Many Linux (and BSD) versions have their own package managers built in and do not require you to touch the source files or use PPA files.
For example, with Linux Mint there is the "Software Manager" which has tens of thousands of applications that can be installed with a few clicks.
I have used PPA's for a few programs, but were possible I use the Software Manager.
I don't use Ubuntu or Kubuntu, but I believe there is "Software Centre" which is used to install applications. There should be no need to touch a PPA with that either.
In order to keep Linux Mint up-to-date, there is "Update Manager" which sits in the desktop panel and will tell you when something needs to be updated. I'm guessing Kubuntu would have something like this too.

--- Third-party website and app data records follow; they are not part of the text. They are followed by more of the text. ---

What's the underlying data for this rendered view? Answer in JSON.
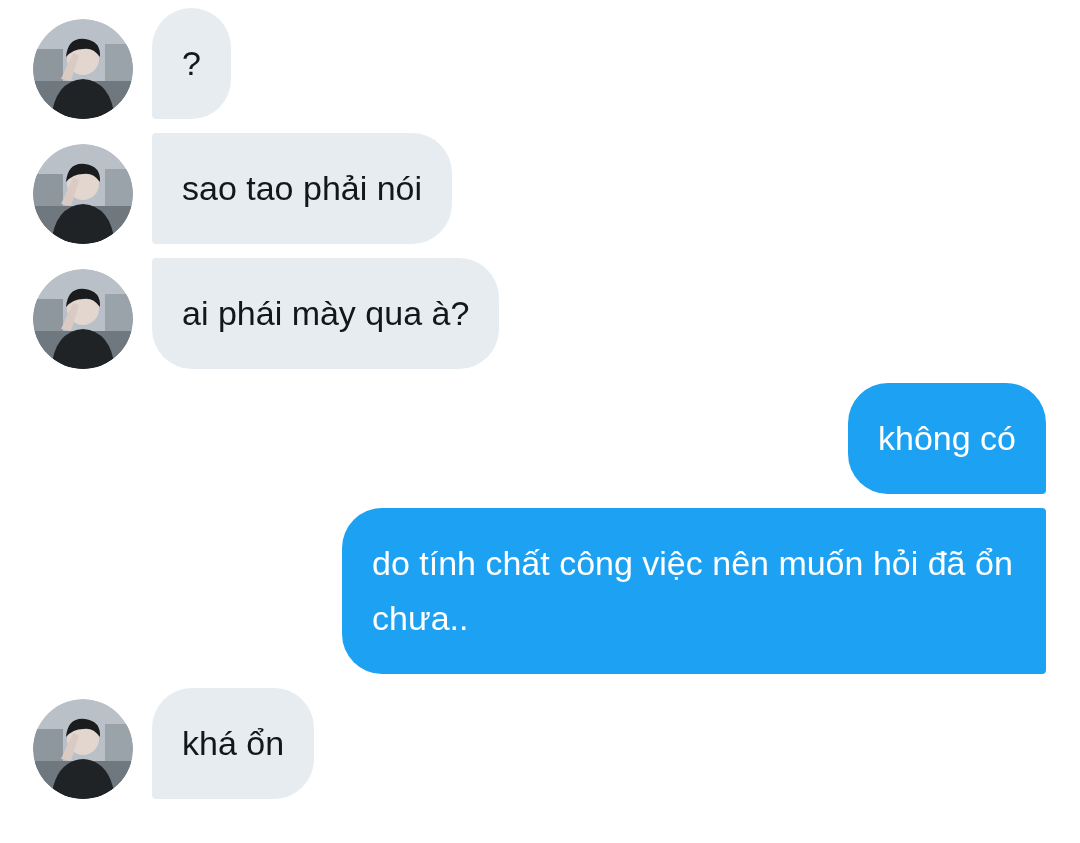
{
  "messages": [
    {
      "kind": "incoming",
      "text": "?"
    },
    {
      "kind": "incoming",
      "text": "sao tao phải nói"
    },
    {
      "kind": "incoming",
      "text": "ai phái mày qua à?"
    },
    {
      "kind": "outgoing",
      "text": "không có"
    },
    {
      "kind": "outgoing",
      "text": "do tính chất công việc nên muốn hỏi đã ổn chưa.."
    },
    {
      "kind": "incoming",
      "text": "khá ổn"
    }
  ]
}
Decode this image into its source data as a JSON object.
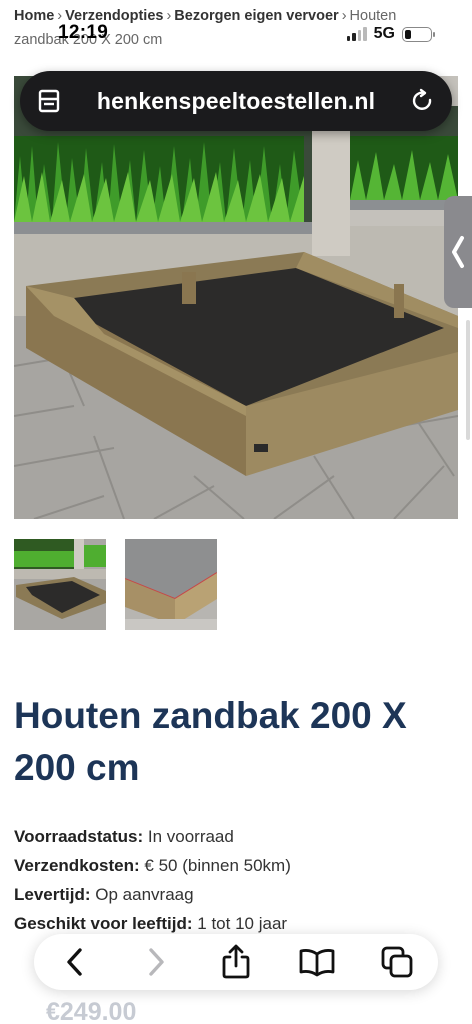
{
  "breadcrumb": {
    "items": [
      "Home",
      "Verzendopties",
      "Bezorgen eigen vervoer"
    ],
    "current": "Houten zandbak 200 X 200 cm"
  },
  "status_bar": {
    "time": "12:19",
    "network": "5G"
  },
  "url_bar": {
    "domain": "henkenspeeltoestellen.nl"
  },
  "product": {
    "title": "Houten zandbak 200 X 200 cm",
    "details": [
      {
        "label": "Voorraadstatus:",
        "value": "In voorraad"
      },
      {
        "label": "Verzendkosten:",
        "value": "€ 50 (binnen 50km)"
      },
      {
        "label": "Levertijd:",
        "value": "Op aanvraag"
      },
      {
        "label": "Geschikt voor leeftijd:",
        "value": "1 tot 10 jaar"
      }
    ],
    "price": "€249.00"
  },
  "icons": {
    "tabs": "tabs-icon",
    "reload": "reload-icon",
    "back": "chevron-left-icon",
    "forward": "chevron-right-icon",
    "share": "share-icon",
    "bookmarks": "book-icon",
    "tab_overview": "tabs-overview-icon",
    "side_handle": "chevron-left-icon"
  },
  "colors": {
    "title": "#1d3557",
    "url_bar_bg": "#1b1b1d"
  }
}
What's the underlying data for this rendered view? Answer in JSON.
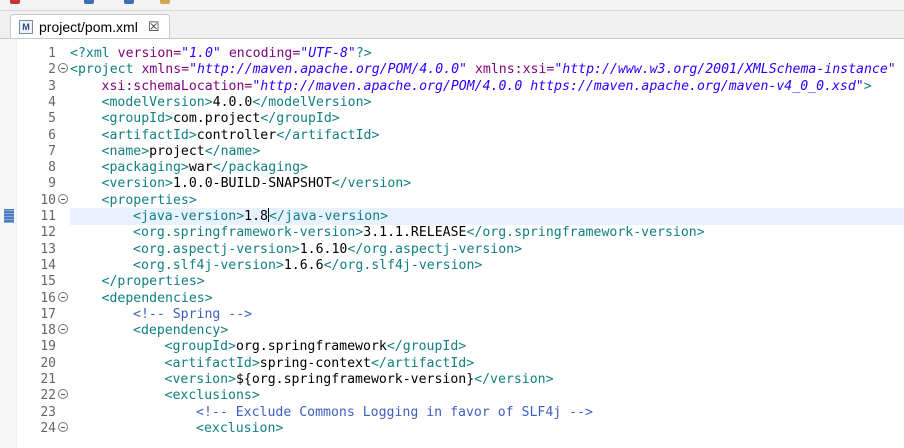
{
  "tab": {
    "icon_text": "M",
    "title": "project/pom.xml",
    "close": "☒"
  },
  "editor": {
    "current_line": 11,
    "lines": [
      {
        "n": "1",
        "fold": false,
        "indent": 0,
        "tokens": [
          [
            "t",
            "<?xml "
          ],
          [
            "a",
            "version="
          ],
          [
            "v",
            "\"1.0\""
          ],
          [
            "a",
            " encoding="
          ],
          [
            "v",
            "\"UTF-8\""
          ],
          [
            "t",
            "?>"
          ]
        ]
      },
      {
        "n": "2",
        "fold": true,
        "indent": 0,
        "tokens": [
          [
            "t",
            "<project "
          ],
          [
            "a",
            "xmlns="
          ],
          [
            "v",
            "\"http://maven.apache.org/POM/4.0.0\""
          ],
          [
            "a",
            " xmlns:xsi="
          ],
          [
            "v",
            "\"http://www.w3.org/2001/XMLSchema-instance\""
          ]
        ]
      },
      {
        "n": "3",
        "fold": false,
        "indent": 1,
        "tokens": [
          [
            "a",
            "xsi:schemaLocation="
          ],
          [
            "v",
            "\"http://maven.apache.org/POM/4.0.0 https://maven.apache.org/maven-v4_0_0.xsd\""
          ],
          [
            "t",
            ">"
          ]
        ]
      },
      {
        "n": "4",
        "fold": false,
        "indent": 1,
        "tokens": [
          [
            "t",
            "<modelVersion>"
          ],
          [
            "x",
            "4.0.0"
          ],
          [
            "t",
            "</modelVersion>"
          ]
        ]
      },
      {
        "n": "5",
        "fold": false,
        "indent": 1,
        "tokens": [
          [
            "t",
            "<groupId>"
          ],
          [
            "x",
            "com.project"
          ],
          [
            "t",
            "</groupId>"
          ]
        ]
      },
      {
        "n": "6",
        "fold": false,
        "indent": 1,
        "tokens": [
          [
            "t",
            "<artifactId>"
          ],
          [
            "x",
            "controller"
          ],
          [
            "t",
            "</artifactId>"
          ]
        ]
      },
      {
        "n": "7",
        "fold": false,
        "indent": 1,
        "tokens": [
          [
            "t",
            "<name>"
          ],
          [
            "x",
            "project"
          ],
          [
            "t",
            "</name>"
          ]
        ]
      },
      {
        "n": "8",
        "fold": false,
        "indent": 1,
        "tokens": [
          [
            "t",
            "<packaging>"
          ],
          [
            "x",
            "war"
          ],
          [
            "t",
            "</packaging>"
          ]
        ]
      },
      {
        "n": "9",
        "fold": false,
        "indent": 1,
        "tokens": [
          [
            "t",
            "<version>"
          ],
          [
            "x",
            "1.0.0-BUILD-SNAPSHOT"
          ],
          [
            "t",
            "</version>"
          ]
        ]
      },
      {
        "n": "10",
        "fold": true,
        "indent": 1,
        "tokens": [
          [
            "t",
            "<properties>"
          ]
        ]
      },
      {
        "n": "11",
        "fold": false,
        "indent": 2,
        "tokens": [
          [
            "t",
            "<java-version>"
          ],
          [
            "x",
            "1.8"
          ],
          [
            "c",
            ""
          ],
          [
            "t",
            "</java-version>"
          ]
        ]
      },
      {
        "n": "12",
        "fold": false,
        "indent": 2,
        "tokens": [
          [
            "t",
            "<org.springframework-version>"
          ],
          [
            "x",
            "3.1.1.RELEASE"
          ],
          [
            "t",
            "</org.springframework-version>"
          ]
        ]
      },
      {
        "n": "13",
        "fold": false,
        "indent": 2,
        "tokens": [
          [
            "t",
            "<org.aspectj-version>"
          ],
          [
            "x",
            "1.6.10"
          ],
          [
            "t",
            "</org.aspectj-version>"
          ]
        ]
      },
      {
        "n": "14",
        "fold": false,
        "indent": 2,
        "tokens": [
          [
            "t",
            "<org.slf4j-version>"
          ],
          [
            "x",
            "1.6.6"
          ],
          [
            "t",
            "</org.slf4j-version>"
          ]
        ]
      },
      {
        "n": "15",
        "fold": false,
        "indent": 1,
        "tokens": [
          [
            "t",
            "</properties>"
          ]
        ]
      },
      {
        "n": "16",
        "fold": true,
        "indent": 1,
        "tokens": [
          [
            "t",
            "<dependencies>"
          ]
        ]
      },
      {
        "n": "17",
        "fold": false,
        "indent": 2,
        "tokens": [
          [
            "m",
            "<!-- Spring -->"
          ]
        ]
      },
      {
        "n": "18",
        "fold": true,
        "indent": 2,
        "tokens": [
          [
            "t",
            "<dependency>"
          ]
        ]
      },
      {
        "n": "19",
        "fold": false,
        "indent": 3,
        "tokens": [
          [
            "t",
            "<groupId>"
          ],
          [
            "x",
            "org.springframework"
          ],
          [
            "t",
            "</groupId>"
          ]
        ]
      },
      {
        "n": "20",
        "fold": false,
        "indent": 3,
        "tokens": [
          [
            "t",
            "<artifactId>"
          ],
          [
            "x",
            "spring-context"
          ],
          [
            "t",
            "</artifactId>"
          ]
        ]
      },
      {
        "n": "21",
        "fold": false,
        "indent": 3,
        "tokens": [
          [
            "t",
            "<version>"
          ],
          [
            "x",
            "${org.springframework-version}"
          ],
          [
            "t",
            "</version>"
          ]
        ]
      },
      {
        "n": "22",
        "fold": true,
        "indent": 3,
        "tokens": [
          [
            "t",
            "<exclusions>"
          ]
        ]
      },
      {
        "n": "23",
        "fold": false,
        "indent": 4,
        "tokens": [
          [
            "m",
            "<!-- Exclude Commons Logging in favor of SLF4j -->"
          ]
        ]
      },
      {
        "n": "24",
        "fold": true,
        "indent": 4,
        "tokens": [
          [
            "t",
            "<exclusion>"
          ]
        ]
      }
    ]
  },
  "colors": {
    "tag": "#117f80",
    "attribute": "#7f007f",
    "value": "#2a00ff",
    "comment": "#3f5fbf",
    "current_line": "#e8f2fe"
  }
}
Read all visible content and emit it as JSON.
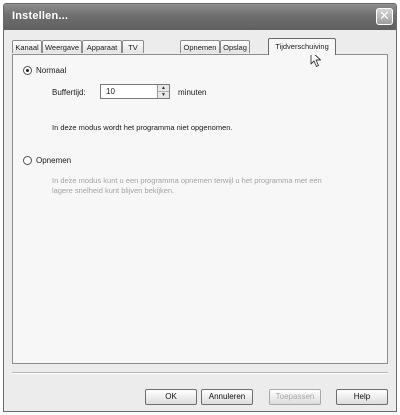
{
  "window": {
    "title": "Instellen...",
    "close_glyph": "✕"
  },
  "tabs": [
    {
      "label": "Kanaal",
      "active": false
    },
    {
      "label": "Weergave",
      "active": false
    },
    {
      "label": "Apparaat",
      "active": false
    },
    {
      "label": "TV",
      "active": false
    },
    {
      "label": "Opnemen",
      "active": false
    },
    {
      "label": "Opslag",
      "active": false
    },
    {
      "label": "Tijdverschuiving",
      "active": true
    }
  ],
  "panel": {
    "normal": {
      "label": "Normaal",
      "selected": true,
      "buffer_label": "Buffertijd:",
      "buffer_value": "10",
      "buffer_unit": "minuten",
      "description": "In deze modus wordt het programma niet opgenomen."
    },
    "record": {
      "label": "Opnemen",
      "selected": false,
      "description_line1": "In deze modus kunt u een programma opnemen terwijl u het programma met een",
      "description_line2": "lagere snelheid kunt blijven bekijken."
    }
  },
  "buttons": {
    "ok": "OK",
    "cancel": "Annuleren",
    "apply": "Toepassen",
    "help": "Help"
  },
  "icons": {
    "spin_up": "▲",
    "spin_down": "▼"
  }
}
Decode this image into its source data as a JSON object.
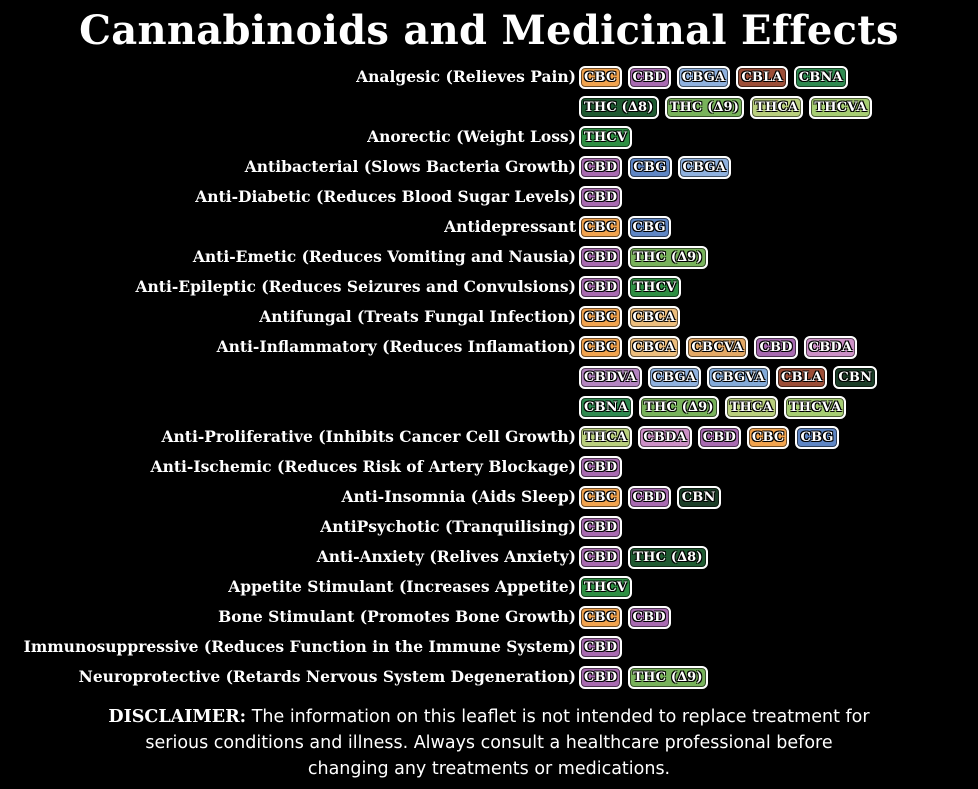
{
  "title": "Cannabinoids and Medicinal Effects",
  "colors": {
    "CBC": "#f1a34e",
    "CBD": "#a76ab0",
    "CBG": "#5f86c4",
    "CBGA": "#8fb1de",
    "CBLA": "#9c4e37",
    "CBNA": "#2f8a50",
    "CBN": "#1b3d27",
    "THC (∆8)": "#1f5a31",
    "THC (∆9)": "#78b25b",
    "THCA": "#b9cf7d",
    "THCVA": "#a6cd72",
    "THCV": "#2e8f43",
    "CBCA": "#ecbd7d",
    "CBCVA": "#e3a865",
    "CBDA": "#cc90c6",
    "CBDVA": "#b384c0",
    "CBGVA": "#83aad8"
  },
  "rows": [
    {
      "effect": "Analgesic (Relieves Pain)",
      "badges": [
        "CBC",
        "CBD",
        "CBGA",
        "CBLA",
        "CBNA"
      ]
    },
    {
      "effect": "",
      "badges": [
        "THC (∆8)",
        "THC (∆9)",
        "THCA",
        "THCVA"
      ]
    },
    {
      "effect": "Anorectic (Weight Loss)",
      "badges": [
        "THCV"
      ]
    },
    {
      "effect": "Antibacterial (Slows Bacteria Growth)",
      "badges": [
        "CBD",
        "CBG",
        "CBGA"
      ]
    },
    {
      "effect": "Anti-Diabetic (Reduces Blood Sugar Levels)",
      "badges": [
        "CBD"
      ]
    },
    {
      "effect": "Antidepressant",
      "badges": [
        "CBC",
        "CBG"
      ]
    },
    {
      "effect": "Anti-Emetic (Reduces Vomiting and Nausia)",
      "badges": [
        "CBD",
        "THC (∆9)"
      ]
    },
    {
      "effect": "Anti-Epileptic (Reduces Seizures and Convulsions)",
      "badges": [
        "CBD",
        "THCV"
      ]
    },
    {
      "effect": "Antifungal (Treats Fungal Infection)",
      "badges": [
        "CBC",
        "CBCA"
      ]
    },
    {
      "effect": "Anti-Inflammatory (Reduces Inflamation)",
      "badges": [
        "CBC",
        "CBCA",
        "CBCVA",
        "CBD",
        "CBDA"
      ]
    },
    {
      "effect": "",
      "badges": [
        "CBDVA",
        "CBGA",
        "CBGVA",
        "CBLA",
        "CBN"
      ]
    },
    {
      "effect": "",
      "badges": [
        "CBNA",
        "THC (∆9)",
        "THCA",
        "THCVA"
      ]
    },
    {
      "effect": "Anti-Proliferative (Inhibits Cancer Cell Growth)",
      "badges": [
        "THCA",
        "CBDA",
        "CBD",
        "CBC",
        "CBG"
      ]
    },
    {
      "effect": "Anti-Ischemic (Reduces Risk of Artery Blockage)",
      "badges": [
        "CBD"
      ]
    },
    {
      "effect": "Anti-Insomnia (Aids Sleep)",
      "badges": [
        "CBC",
        "CBD",
        "CBN"
      ]
    },
    {
      "effect": "AntiPsychotic (Tranquilising)",
      "badges": [
        "CBD"
      ]
    },
    {
      "effect": "Anti-Anxiety (Relives Anxiety)",
      "badges": [
        "CBD",
        "THC (∆8)"
      ]
    },
    {
      "effect": "Appetite Stimulant (Increases Appetite)",
      "badges": [
        "THCV"
      ]
    },
    {
      "effect": "Bone Stimulant (Promotes Bone Growth)",
      "badges": [
        "CBC",
        "CBD"
      ]
    },
    {
      "effect": "Immunosuppressive (Reduces Function in the Immune System)",
      "badges": [
        "CBD"
      ]
    },
    {
      "effect": "Neuroprotective (Retards Nervous System Degeneration)",
      "badges": [
        "CBD",
        "THC (∆9)"
      ]
    }
  ],
  "disclaimer": {
    "lead": "DISCLAIMER:",
    "line1": " The information on this leaflet is not intended to replace treatment for",
    "line2": "serious conditions and illness. Always consult a healthcare professional before",
    "line3": "changing any treatments or medications."
  }
}
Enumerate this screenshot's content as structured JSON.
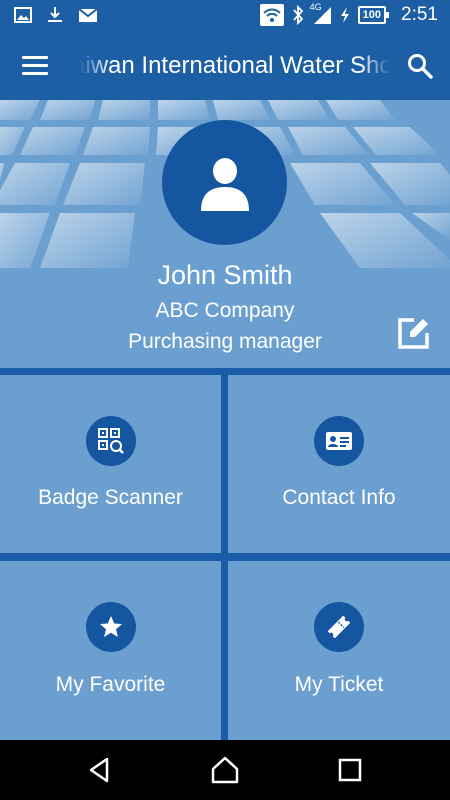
{
  "status_bar": {
    "time": "2:51",
    "battery": "100",
    "network": "4G",
    "left_icons": [
      "image-icon",
      "download-icon",
      "mail-icon"
    ],
    "right_icons": [
      "wifi-icon",
      "bluetooth-icon",
      "signal-icon",
      "charging-icon"
    ]
  },
  "app_bar": {
    "title": "Taiwan International Water Show",
    "menu_icon": "hamburger-menu-icon",
    "search_icon": "search-icon"
  },
  "profile": {
    "name": "John Smith",
    "company": "ABC Company",
    "title": "Purchasing manager",
    "avatar_icon": "person-icon",
    "edit_icon": "edit-icon"
  },
  "tiles": [
    {
      "label": "Badge Scanner",
      "icon": "qr-scan-icon"
    },
    {
      "label": "Contact Info",
      "icon": "contact-card-icon"
    },
    {
      "label": "My Favorite",
      "icon": "star-icon"
    },
    {
      "label": "My Ticket",
      "icon": "ticket-icon"
    }
  ],
  "nav": {
    "back_icon": "back-triangle-icon",
    "home_icon": "home-icon",
    "recent_icon": "recent-apps-icon"
  },
  "colors": {
    "primary": "#1d5fa5",
    "tile": "#6b9fd0",
    "icon_circle": "#1556a0",
    "nav": "#000000"
  }
}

Edit: If you want the "bleeding edge" or "very latest version" of a certain software application the day it is released you may need to follow the PPA, but that is not always the case. In most cases, the tested version that is installed using the package manager will be updated through the package management system. There is often very little need to have the very latest version on the day of release as well - at least for me :]
For example, Firefox is updated (on Linux Mint) through the Software Manager and the updates follow the main branch very closely.